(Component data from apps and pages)
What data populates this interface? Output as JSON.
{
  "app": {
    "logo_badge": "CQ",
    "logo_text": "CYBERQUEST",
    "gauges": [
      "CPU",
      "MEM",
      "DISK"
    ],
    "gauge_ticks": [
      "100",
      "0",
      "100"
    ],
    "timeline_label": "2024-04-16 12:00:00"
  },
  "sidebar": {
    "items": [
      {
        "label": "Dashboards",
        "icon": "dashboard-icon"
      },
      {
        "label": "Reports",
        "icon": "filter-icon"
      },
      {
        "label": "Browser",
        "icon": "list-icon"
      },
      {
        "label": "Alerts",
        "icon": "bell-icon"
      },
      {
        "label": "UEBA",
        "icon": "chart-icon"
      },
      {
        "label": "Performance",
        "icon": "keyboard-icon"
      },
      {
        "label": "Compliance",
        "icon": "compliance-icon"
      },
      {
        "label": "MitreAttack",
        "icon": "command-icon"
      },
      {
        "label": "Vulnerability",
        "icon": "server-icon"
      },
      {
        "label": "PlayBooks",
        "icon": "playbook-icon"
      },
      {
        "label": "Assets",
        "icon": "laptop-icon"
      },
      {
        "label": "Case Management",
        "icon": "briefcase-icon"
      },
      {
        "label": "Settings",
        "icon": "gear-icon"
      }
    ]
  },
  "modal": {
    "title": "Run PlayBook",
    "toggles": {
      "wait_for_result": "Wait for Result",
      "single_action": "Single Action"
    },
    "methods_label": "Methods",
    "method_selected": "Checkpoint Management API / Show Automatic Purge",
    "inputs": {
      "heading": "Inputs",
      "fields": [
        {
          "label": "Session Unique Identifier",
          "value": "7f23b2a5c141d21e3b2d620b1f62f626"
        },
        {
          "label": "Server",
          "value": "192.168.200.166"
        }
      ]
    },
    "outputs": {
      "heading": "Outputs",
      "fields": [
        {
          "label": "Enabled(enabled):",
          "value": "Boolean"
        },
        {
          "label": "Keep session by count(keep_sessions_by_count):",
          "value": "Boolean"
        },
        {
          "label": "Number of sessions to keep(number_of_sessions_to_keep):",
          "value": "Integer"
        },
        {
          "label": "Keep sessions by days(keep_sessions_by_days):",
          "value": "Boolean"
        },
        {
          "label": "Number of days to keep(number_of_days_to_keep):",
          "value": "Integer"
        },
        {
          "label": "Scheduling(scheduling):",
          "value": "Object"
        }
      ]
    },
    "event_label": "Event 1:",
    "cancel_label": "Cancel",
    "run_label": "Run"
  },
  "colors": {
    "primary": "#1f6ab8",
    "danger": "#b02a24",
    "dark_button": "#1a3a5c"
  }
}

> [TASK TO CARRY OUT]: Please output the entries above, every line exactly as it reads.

> [EXERCISE ANSWER]:
What data populates this interface? Output as JSON.
{
  "app": {
    "logo_badge": "CQ",
    "logo_text": "CYBERQUEST",
    "gauges": [
      "CPU",
      "MEM",
      "DISK"
    ],
    "gauge_ticks": [
      "100",
      "0",
      "100"
    ],
    "timeline_label": "2024-04-16 12:00:00"
  },
  "sidebar": {
    "items": [
      {
        "label": "Dashboards",
        "icon": "dashboard-icon"
      },
      {
        "label": "Reports",
        "icon": "filter-icon"
      },
      {
        "label": "Browser",
        "icon": "list-icon"
      },
      {
        "label": "Alerts",
        "icon": "bell-icon"
      },
      {
        "label": "UEBA",
        "icon": "chart-icon"
      },
      {
        "label": "Performance",
        "icon": "keyboard-icon"
      },
      {
        "label": "Compliance",
        "icon": "compliance-icon"
      },
      {
        "label": "MitreAttack",
        "icon": "command-icon"
      },
      {
        "label": "Vulnerability",
        "icon": "server-icon"
      },
      {
        "label": "PlayBooks",
        "icon": "playbook-icon"
      },
      {
        "label": "Assets",
        "icon": "laptop-icon"
      },
      {
        "label": "Case Management",
        "icon": "briefcase-icon"
      },
      {
        "label": "Settings",
        "icon": "gear-icon"
      }
    ]
  },
  "modal": {
    "title": "Run PlayBook",
    "toggles": {
      "wait_for_result": "Wait for Result",
      "single_action": "Single Action"
    },
    "methods_label": "Methods",
    "method_selected": "Checkpoint Management API / Show Automatic Purge",
    "inputs": {
      "heading": "Inputs",
      "fields": [
        {
          "label": "Session Unique Identifier",
          "value": "7f23b2a5c141d21e3b2d620b1f62f626"
        },
        {
          "label": "Server",
          "value": "192.168.200.166"
        }
      ]
    },
    "outputs": {
      "heading": "Outputs",
      "fields": [
        {
          "label": "Enabled(enabled):",
          "value": "Boolean"
        },
        {
          "label": "Keep session by count(keep_sessions_by_count):",
          "value": "Boolean"
        },
        {
          "label": "Number of sessions to keep(number_of_sessions_to_keep):",
          "value": "Integer"
        },
        {
          "label": "Keep sessions by days(keep_sessions_by_days):",
          "value": "Boolean"
        },
        {
          "label": "Number of days to keep(number_of_days_to_keep):",
          "value": "Integer"
        },
        {
          "label": "Scheduling(scheduling):",
          "value": "Object"
        }
      ]
    },
    "event_label": "Event 1:",
    "cancel_label": "Cancel",
    "run_label": "Run"
  },
  "colors": {
    "primary": "#1f6ab8",
    "danger": "#b02a24",
    "dark_button": "#1a3a5c"
  }
}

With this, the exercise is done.